Closer to home our elderly relative who was last seen being swept away by the opaque tsunami water was found, almost exactly a month later, under the twisted remains of a strawberry greenhouse. He was finally laid to rest in the family grave three months and seven days after the disaster. The sheer number of bodies and a crippled infrastructure meant long delays before the dead could be identified, cremated, and buried. Existing morgue facilities where overwhelmed and the deceased had to be temporarily accommodated in temples, town halls, and any other available facility. Not far from where we live a bowling alley had become sort of a transit lounge for hundreds of the fallen, waiting to be claimed by family and taken to their final resting place.

Our personal experience, to use a somewhat inappropriate analogy, is a mere drop in the ocean. The impact on the entire population of Japan has been enormous, and the after effects are still rippling around the globe. We had been through two prodigious natural disasters, related and unavoidable, immediately followed by a manmade disaster that could and should have been avoided. The latter will be a burden for decades to come.

The earthquake had moved the island eastward by 2.4 meters, and some coastal areas had sunk by as much as 0.6 meters. The quake was so powerful that it shifted the earth’s axis by somewhere between 10 and 25 centimeters (estimates vary). This last effect has actually shortened the length of our days by a small amount. At the time of writing 18,539 people are dead or missing, and several hundred thousand more are homeless. It is important to note that some who lost their homes and livelihoods were not directly affected by the earthquake or tsunami, but were displaced by the manmade nuclear disaster and would already be well on their way to recovery if it had not occurred. Less visible consequences include an alarming rise in mental health issues and alcohol abuse.

The Tohoku region will recover from the natural disasters. That process is already underway. The determination and resolve are palpable. The nuclear cleanup is another matter. TEPCO continue to fudge and bumble while the nation and the world are forced to stare helplessly down the barrel of a loaded but crippled nuclear gun that could go off at any moment. Two and a half years after the triple meltdown TEPCO are finally, reluctantly, admitting that they might need outside help. How humiliating. How they must have choked on their pride.

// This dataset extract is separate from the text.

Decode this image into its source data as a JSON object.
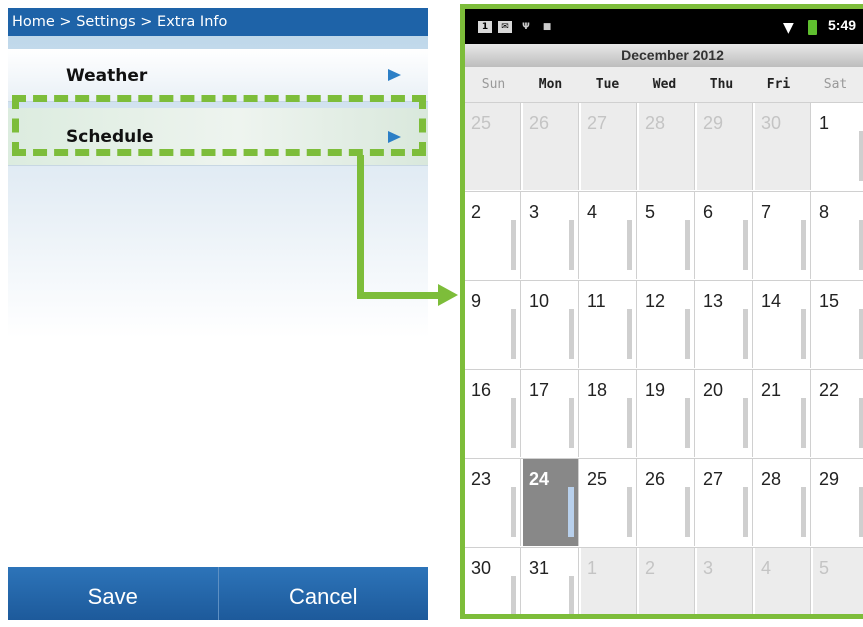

The alert reader will have noticed by now that the writer is considerably less forgiving of those who are keeping us in the shadow of nuclear devastation than he is of nature. I doubt that anyone who has been victimized by this mess would disagree. But rather than focusing attention where it is needed, on restoring the dignity and hope of human beings who have been cruelly uprooted and cast into non-existence, the lords of the nuclear village are doing all they can to downplay the plight of the victims as well as their own malfeasance and reclaim their thrones of influence and power.

We can and must be prepared for natural disasters. They will occur no matter what. But potential causes of manmade disasters that threaten life and subsistence should simply not exist. We’re told that newer, safer technology is available. But new will eventually become old, and where people are in control there can be no guarantees. We have a fairly good idea of what to expect from nature. It’s ironic that the weaknesses of our own race are what we need to fear the most.